Assigned task: Your output must be a faithful copy of the listing underneath.

Listed entries:
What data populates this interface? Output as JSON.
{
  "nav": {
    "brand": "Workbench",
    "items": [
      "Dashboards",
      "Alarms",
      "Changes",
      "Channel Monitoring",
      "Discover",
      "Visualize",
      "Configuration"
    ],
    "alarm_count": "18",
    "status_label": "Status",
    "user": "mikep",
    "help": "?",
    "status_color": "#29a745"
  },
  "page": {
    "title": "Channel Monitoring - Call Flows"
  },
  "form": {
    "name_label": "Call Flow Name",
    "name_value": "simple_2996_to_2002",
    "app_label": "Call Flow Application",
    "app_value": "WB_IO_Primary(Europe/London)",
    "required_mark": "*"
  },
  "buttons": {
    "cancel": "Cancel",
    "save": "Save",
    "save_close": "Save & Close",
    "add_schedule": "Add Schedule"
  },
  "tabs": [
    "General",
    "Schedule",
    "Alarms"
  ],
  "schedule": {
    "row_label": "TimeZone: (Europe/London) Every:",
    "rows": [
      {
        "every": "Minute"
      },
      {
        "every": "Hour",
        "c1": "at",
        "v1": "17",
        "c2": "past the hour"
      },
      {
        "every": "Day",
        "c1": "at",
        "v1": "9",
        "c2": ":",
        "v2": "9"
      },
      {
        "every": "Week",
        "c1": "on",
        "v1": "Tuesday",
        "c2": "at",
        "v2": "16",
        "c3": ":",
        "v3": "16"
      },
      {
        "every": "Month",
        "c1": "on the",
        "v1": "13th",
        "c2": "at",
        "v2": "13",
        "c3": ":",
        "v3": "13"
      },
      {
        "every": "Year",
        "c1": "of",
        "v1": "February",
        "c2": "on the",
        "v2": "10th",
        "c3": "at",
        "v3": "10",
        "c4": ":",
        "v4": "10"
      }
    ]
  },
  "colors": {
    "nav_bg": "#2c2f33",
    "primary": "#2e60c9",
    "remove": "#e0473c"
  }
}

Solution for this exercise:
What data populates this interface? Output as JSON.
{
  "nav": {
    "brand": "Workbench",
    "items": [
      "Dashboards",
      "Alarms",
      "Changes",
      "Channel Monitoring",
      "Discover",
      "Visualize",
      "Configuration"
    ],
    "alarm_count": "18",
    "status_label": "Status",
    "user": "mikep",
    "help": "?",
    "status_color": "#29a745"
  },
  "page": {
    "title": "Channel Monitoring - Call Flows"
  },
  "form": {
    "name_label": "Call Flow Name",
    "name_value": "simple_2996_to_2002",
    "app_label": "Call Flow Application",
    "app_value": "WB_IO_Primary(Europe/London)",
    "required_mark": "*"
  },
  "buttons": {
    "cancel": "Cancel",
    "save": "Save",
    "save_close": "Save & Close",
    "add_schedule": "Add Schedule"
  },
  "tabs": [
    "General",
    "Schedule",
    "Alarms"
  ],
  "schedule": {
    "row_label": "TimeZone: (Europe/London) Every:",
    "rows": [
      {
        "every": "Minute"
      },
      {
        "every": "Hour",
        "c1": "at",
        "v1": "17",
        "c2": "past the hour"
      },
      {
        "every": "Day",
        "c1": "at",
        "v1": "9",
        "c2": ":",
        "v2": "9"
      },
      {
        "every": "Week",
        "c1": "on",
        "v1": "Tuesday",
        "c2": "at",
        "v2": "16",
        "c3": ":",
        "v3": "16"
      },
      {
        "every": "Month",
        "c1": "on the",
        "v1": "13th",
        "c2": "at",
        "v2": "13",
        "c3": ":",
        "v3": "13"
      },
      {
        "every": "Year",
        "c1": "of",
        "v1": "February",
        "c2": "on the",
        "v2": "10th",
        "c3": "at",
        "v3": "10",
        "c4": ":",
        "v4": "10"
      }
    ]
  },
  "colors": {
    "nav_bg": "#2c2f33",
    "primary": "#2e60c9",
    "remove": "#e0473c"
  }
}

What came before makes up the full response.